From The Nation
Barely an hour before the opening of the second debate between Donald Trump and Hillary Clinton, Pulitzer Prize-winning author and presidential biographer David Maraniss put Trump's pre-debate shenanigans in perspective. After the Republican nominee for president held a "debate-preparation" press availability with women who had accused former President Bill Clinton of sexual impropriety, Maraniss described the stunt as "the slimiest most depressing scene in modern American electoral history."
That was an appropriate assessment of Trump's transparent attempt to deflect attention from the scandal that arose with the release of a tape of the billionaire making lewd comments about how "when you're a star" you can do anything" to women.
But the author was only briefly correct about Trump creating "the slimiest most depressing scene in modern American electoral history." Once the debate got started, the Republican nominee outdid himself.
The first minutes of Sunday night's clash between Trump and Clinton produced a slimier and more depressing scene: that of a candidate for the presidency of the United States proposing to use the position to encourage a "special prosecutor" to investigate his opponent and suggesting that his election would lead to her imprisonment.
After an exchange in which Trump said that, if elected, he would "instruct my attorney general to get a special prosecutor" to investigate her handling of e-mails, Clinton pushed back and said Trump's remarks revealed why "It's just awfully good that someone with the temperament of Donald Trump is not in charge of the law in our country."
At that point Trump put aside the talk of special prosecutors and investigations and declared that the real reason Clinton did not want him in the White House was "Because you'd be in jail."

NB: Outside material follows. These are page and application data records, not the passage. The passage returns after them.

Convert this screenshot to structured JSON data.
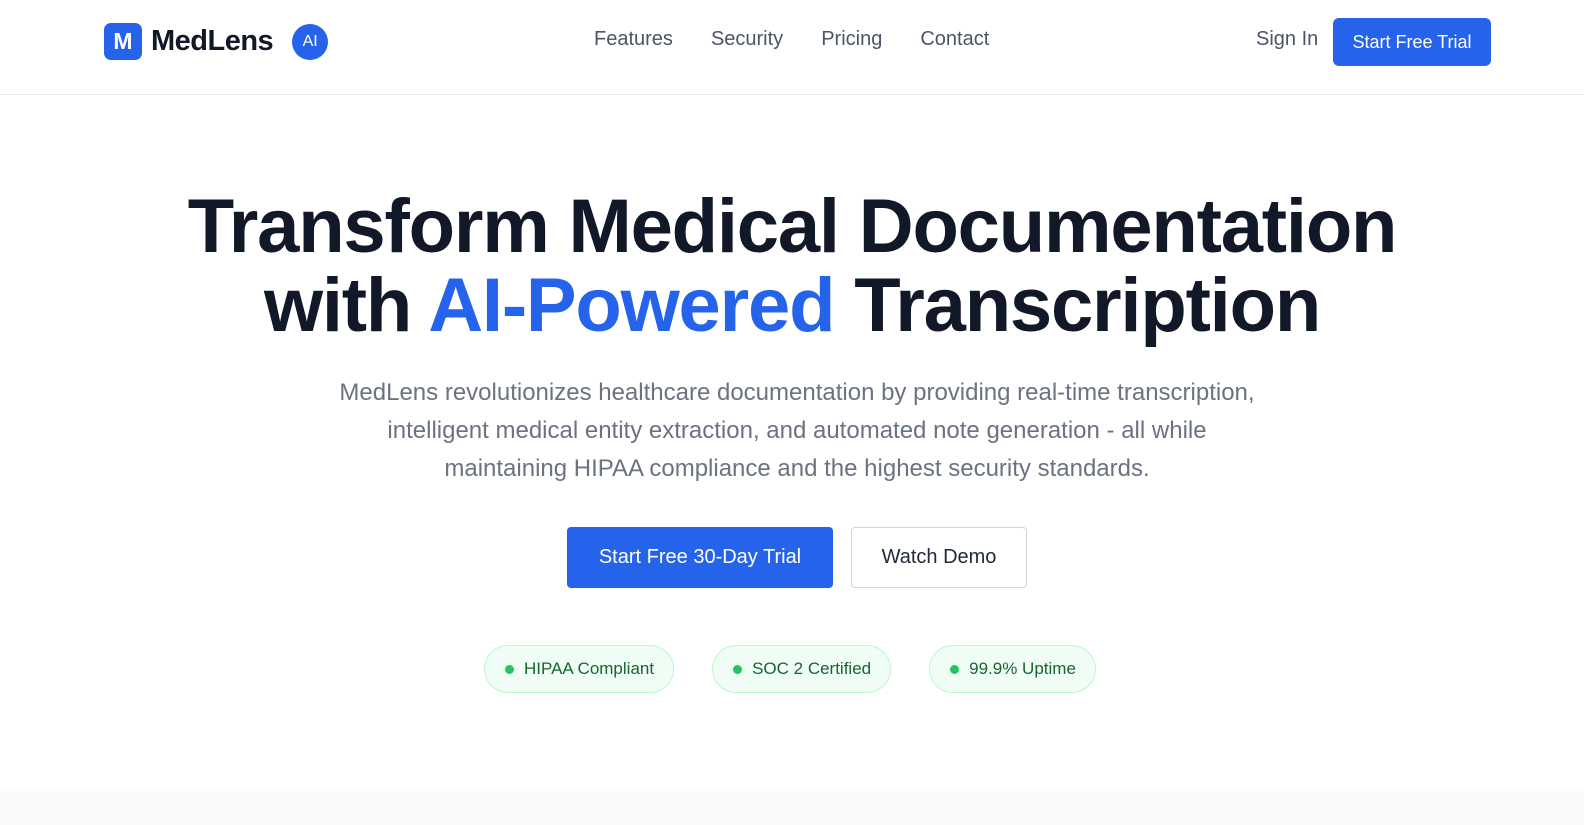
{
  "brand": {
    "logo_letter": "M",
    "name": "MedLens",
    "badge": "AI"
  },
  "nav": {
    "links": [
      "Features",
      "Security",
      "Pricing",
      "Contact"
    ],
    "sign_in": "Sign In",
    "cta": "Start Free Trial"
  },
  "hero": {
    "headline_line1": "Transform Medical Documentation",
    "headline_with": "with",
    "headline_accent": "AI-Powered",
    "headline_end": "Transcription",
    "subtext": "MedLens revolutionizes healthcare documentation by providing real-time transcription, intelligent medical entity extraction, and automated note generation - all while maintaining HIPAA compliance and the highest security standards.",
    "primary_cta": "Start Free 30-Day Trial",
    "secondary_cta": "Watch Demo"
  },
  "badges": [
    "HIPAA Compliant",
    "SOC 2 Certified",
    "99.9% Uptime"
  ],
  "colors": {
    "accent": "#2563eb",
    "heading": "#111827",
    "muted": "#6b7280",
    "badge_bg": "#f0fdf4",
    "badge_dot": "#22c55e",
    "badge_text": "#166534"
  }
}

Trump, whose rallies frequently feature chants of "lock her up," smirked. His supporters in the debate hall cheered.